- **TASK OBJECTIVE**
With all images omitted, write out the records word for word.

- **RECORDS TO USE**
=======
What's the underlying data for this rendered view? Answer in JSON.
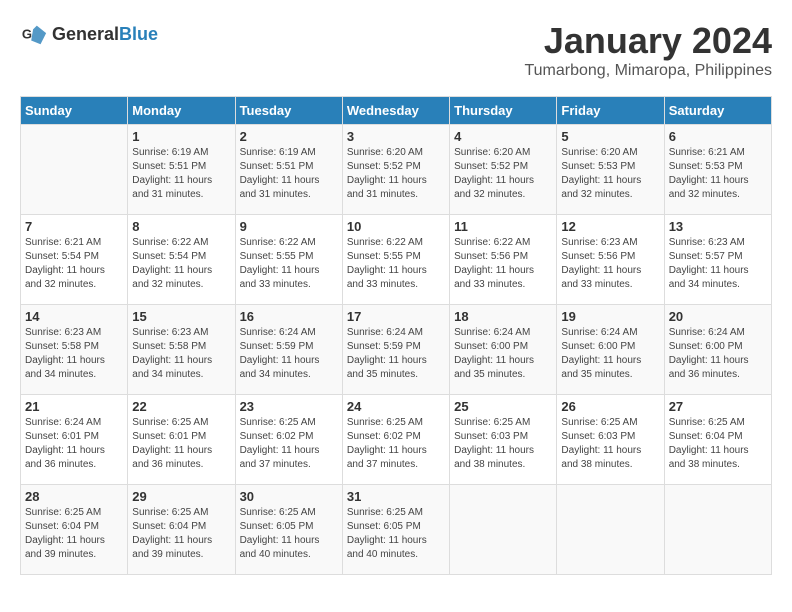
{
  "header": {
    "logo_general": "General",
    "logo_blue": "Blue",
    "month_title": "January 2024",
    "location": "Tumarbong, Mimaropa, Philippines"
  },
  "days_of_week": [
    "Sunday",
    "Monday",
    "Tuesday",
    "Wednesday",
    "Thursday",
    "Friday",
    "Saturday"
  ],
  "weeks": [
    [
      {
        "day": "",
        "info": ""
      },
      {
        "day": "1",
        "info": "Sunrise: 6:19 AM\nSunset: 5:51 PM\nDaylight: 11 hours and 31 minutes."
      },
      {
        "day": "2",
        "info": "Sunrise: 6:19 AM\nSunset: 5:51 PM\nDaylight: 11 hours and 31 minutes."
      },
      {
        "day": "3",
        "info": "Sunrise: 6:20 AM\nSunset: 5:52 PM\nDaylight: 11 hours and 31 minutes."
      },
      {
        "day": "4",
        "info": "Sunrise: 6:20 AM\nSunset: 5:52 PM\nDaylight: 11 hours and 32 minutes."
      },
      {
        "day": "5",
        "info": "Sunrise: 6:20 AM\nSunset: 5:53 PM\nDaylight: 11 hours and 32 minutes."
      },
      {
        "day": "6",
        "info": "Sunrise: 6:21 AM\nSunset: 5:53 PM\nDaylight: 11 hours and 32 minutes."
      }
    ],
    [
      {
        "day": "7",
        "info": "Sunrise: 6:21 AM\nSunset: 5:54 PM\nDaylight: 11 hours and 32 minutes."
      },
      {
        "day": "8",
        "info": "Sunrise: 6:22 AM\nSunset: 5:54 PM\nDaylight: 11 hours and 32 minutes."
      },
      {
        "day": "9",
        "info": "Sunrise: 6:22 AM\nSunset: 5:55 PM\nDaylight: 11 hours and 33 minutes."
      },
      {
        "day": "10",
        "info": "Sunrise: 6:22 AM\nSunset: 5:55 PM\nDaylight: 11 hours and 33 minutes."
      },
      {
        "day": "11",
        "info": "Sunrise: 6:22 AM\nSunset: 5:56 PM\nDaylight: 11 hours and 33 minutes."
      },
      {
        "day": "12",
        "info": "Sunrise: 6:23 AM\nSunset: 5:56 PM\nDaylight: 11 hours and 33 minutes."
      },
      {
        "day": "13",
        "info": "Sunrise: 6:23 AM\nSunset: 5:57 PM\nDaylight: 11 hours and 34 minutes."
      }
    ],
    [
      {
        "day": "14",
        "info": "Sunrise: 6:23 AM\nSunset: 5:58 PM\nDaylight: 11 hours and 34 minutes."
      },
      {
        "day": "15",
        "info": "Sunrise: 6:23 AM\nSunset: 5:58 PM\nDaylight: 11 hours and 34 minutes."
      },
      {
        "day": "16",
        "info": "Sunrise: 6:24 AM\nSunset: 5:59 PM\nDaylight: 11 hours and 34 minutes."
      },
      {
        "day": "17",
        "info": "Sunrise: 6:24 AM\nSunset: 5:59 PM\nDaylight: 11 hours and 35 minutes."
      },
      {
        "day": "18",
        "info": "Sunrise: 6:24 AM\nSunset: 6:00 PM\nDaylight: 11 hours and 35 minutes."
      },
      {
        "day": "19",
        "info": "Sunrise: 6:24 AM\nSunset: 6:00 PM\nDaylight: 11 hours and 35 minutes."
      },
      {
        "day": "20",
        "info": "Sunrise: 6:24 AM\nSunset: 6:00 PM\nDaylight: 11 hours and 36 minutes."
      }
    ],
    [
      {
        "day": "21",
        "info": "Sunrise: 6:24 AM\nSunset: 6:01 PM\nDaylight: 11 hours and 36 minutes."
      },
      {
        "day": "22",
        "info": "Sunrise: 6:25 AM\nSunset: 6:01 PM\nDaylight: 11 hours and 36 minutes."
      },
      {
        "day": "23",
        "info": "Sunrise: 6:25 AM\nSunset: 6:02 PM\nDaylight: 11 hours and 37 minutes."
      },
      {
        "day": "24",
        "info": "Sunrise: 6:25 AM\nSunset: 6:02 PM\nDaylight: 11 hours and 37 minutes."
      },
      {
        "day": "25",
        "info": "Sunrise: 6:25 AM\nSunset: 6:03 PM\nDaylight: 11 hours and 38 minutes."
      },
      {
        "day": "26",
        "info": "Sunrise: 6:25 AM\nSunset: 6:03 PM\nDaylight: 11 hours and 38 minutes."
      },
      {
        "day": "27",
        "info": "Sunrise: 6:25 AM\nSunset: 6:04 PM\nDaylight: 11 hours and 38 minutes."
      }
    ],
    [
      {
        "day": "28",
        "info": "Sunrise: 6:25 AM\nSunset: 6:04 PM\nDaylight: 11 hours and 39 minutes."
      },
      {
        "day": "29",
        "info": "Sunrise: 6:25 AM\nSunset: 6:04 PM\nDaylight: 11 hours and 39 minutes."
      },
      {
        "day": "30",
        "info": "Sunrise: 6:25 AM\nSunset: 6:05 PM\nDaylight: 11 hours and 40 minutes."
      },
      {
        "day": "31",
        "info": "Sunrise: 6:25 AM\nSunset: 6:05 PM\nDaylight: 11 hours and 40 minutes."
      },
      {
        "day": "",
        "info": ""
      },
      {
        "day": "",
        "info": ""
      },
      {
        "day": "",
        "info": ""
      }
    ]
  ]
}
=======
- **ANSWER FOR THIS EXERCISE**
What's the underlying data for this rendered view? Answer in JSON.
{
  "header": {
    "logo_general": "General",
    "logo_blue": "Blue",
    "month_title": "January 2024",
    "location": "Tumarbong, Mimaropa, Philippines"
  },
  "days_of_week": [
    "Sunday",
    "Monday",
    "Tuesday",
    "Wednesday",
    "Thursday",
    "Friday",
    "Saturday"
  ],
  "weeks": [
    [
      {
        "day": "",
        "info": ""
      },
      {
        "day": "1",
        "info": "Sunrise: 6:19 AM\nSunset: 5:51 PM\nDaylight: 11 hours and 31 minutes."
      },
      {
        "day": "2",
        "info": "Sunrise: 6:19 AM\nSunset: 5:51 PM\nDaylight: 11 hours and 31 minutes."
      },
      {
        "day": "3",
        "info": "Sunrise: 6:20 AM\nSunset: 5:52 PM\nDaylight: 11 hours and 31 minutes."
      },
      {
        "day": "4",
        "info": "Sunrise: 6:20 AM\nSunset: 5:52 PM\nDaylight: 11 hours and 32 minutes."
      },
      {
        "day": "5",
        "info": "Sunrise: 6:20 AM\nSunset: 5:53 PM\nDaylight: 11 hours and 32 minutes."
      },
      {
        "day": "6",
        "info": "Sunrise: 6:21 AM\nSunset: 5:53 PM\nDaylight: 11 hours and 32 minutes."
      }
    ],
    [
      {
        "day": "7",
        "info": "Sunrise: 6:21 AM\nSunset: 5:54 PM\nDaylight: 11 hours and 32 minutes."
      },
      {
        "day": "8",
        "info": "Sunrise: 6:22 AM\nSunset: 5:54 PM\nDaylight: 11 hours and 32 minutes."
      },
      {
        "day": "9",
        "info": "Sunrise: 6:22 AM\nSunset: 5:55 PM\nDaylight: 11 hours and 33 minutes."
      },
      {
        "day": "10",
        "info": "Sunrise: 6:22 AM\nSunset: 5:55 PM\nDaylight: 11 hours and 33 minutes."
      },
      {
        "day": "11",
        "info": "Sunrise: 6:22 AM\nSunset: 5:56 PM\nDaylight: 11 hours and 33 minutes."
      },
      {
        "day": "12",
        "info": "Sunrise: 6:23 AM\nSunset: 5:56 PM\nDaylight: 11 hours and 33 minutes."
      },
      {
        "day": "13",
        "info": "Sunrise: 6:23 AM\nSunset: 5:57 PM\nDaylight: 11 hours and 34 minutes."
      }
    ],
    [
      {
        "day": "14",
        "info": "Sunrise: 6:23 AM\nSunset: 5:58 PM\nDaylight: 11 hours and 34 minutes."
      },
      {
        "day": "15",
        "info": "Sunrise: 6:23 AM\nSunset: 5:58 PM\nDaylight: 11 hours and 34 minutes."
      },
      {
        "day": "16",
        "info": "Sunrise: 6:24 AM\nSunset: 5:59 PM\nDaylight: 11 hours and 34 minutes."
      },
      {
        "day": "17",
        "info": "Sunrise: 6:24 AM\nSunset: 5:59 PM\nDaylight: 11 hours and 35 minutes."
      },
      {
        "day": "18",
        "info": "Sunrise: 6:24 AM\nSunset: 6:00 PM\nDaylight: 11 hours and 35 minutes."
      },
      {
        "day": "19",
        "info": "Sunrise: 6:24 AM\nSunset: 6:00 PM\nDaylight: 11 hours and 35 minutes."
      },
      {
        "day": "20",
        "info": "Sunrise: 6:24 AM\nSunset: 6:00 PM\nDaylight: 11 hours and 36 minutes."
      }
    ],
    [
      {
        "day": "21",
        "info": "Sunrise: 6:24 AM\nSunset: 6:01 PM\nDaylight: 11 hours and 36 minutes."
      },
      {
        "day": "22",
        "info": "Sunrise: 6:25 AM\nSunset: 6:01 PM\nDaylight: 11 hours and 36 minutes."
      },
      {
        "day": "23",
        "info": "Sunrise: 6:25 AM\nSunset: 6:02 PM\nDaylight: 11 hours and 37 minutes."
      },
      {
        "day": "24",
        "info": "Sunrise: 6:25 AM\nSunset: 6:02 PM\nDaylight: 11 hours and 37 minutes."
      },
      {
        "day": "25",
        "info": "Sunrise: 6:25 AM\nSunset: 6:03 PM\nDaylight: 11 hours and 38 minutes."
      },
      {
        "day": "26",
        "info": "Sunrise: 6:25 AM\nSunset: 6:03 PM\nDaylight: 11 hours and 38 minutes."
      },
      {
        "day": "27",
        "info": "Sunrise: 6:25 AM\nSunset: 6:04 PM\nDaylight: 11 hours and 38 minutes."
      }
    ],
    [
      {
        "day": "28",
        "info": "Sunrise: 6:25 AM\nSunset: 6:04 PM\nDaylight: 11 hours and 39 minutes."
      },
      {
        "day": "29",
        "info": "Sunrise: 6:25 AM\nSunset: 6:04 PM\nDaylight: 11 hours and 39 minutes."
      },
      {
        "day": "30",
        "info": "Sunrise: 6:25 AM\nSunset: 6:05 PM\nDaylight: 11 hours and 40 minutes."
      },
      {
        "day": "31",
        "info": "Sunrise: 6:25 AM\nSunset: 6:05 PM\nDaylight: 11 hours and 40 minutes."
      },
      {
        "day": "",
        "info": ""
      },
      {
        "day": "",
        "info": ""
      },
      {
        "day": "",
        "info": ""
      }
    ]
  ]
}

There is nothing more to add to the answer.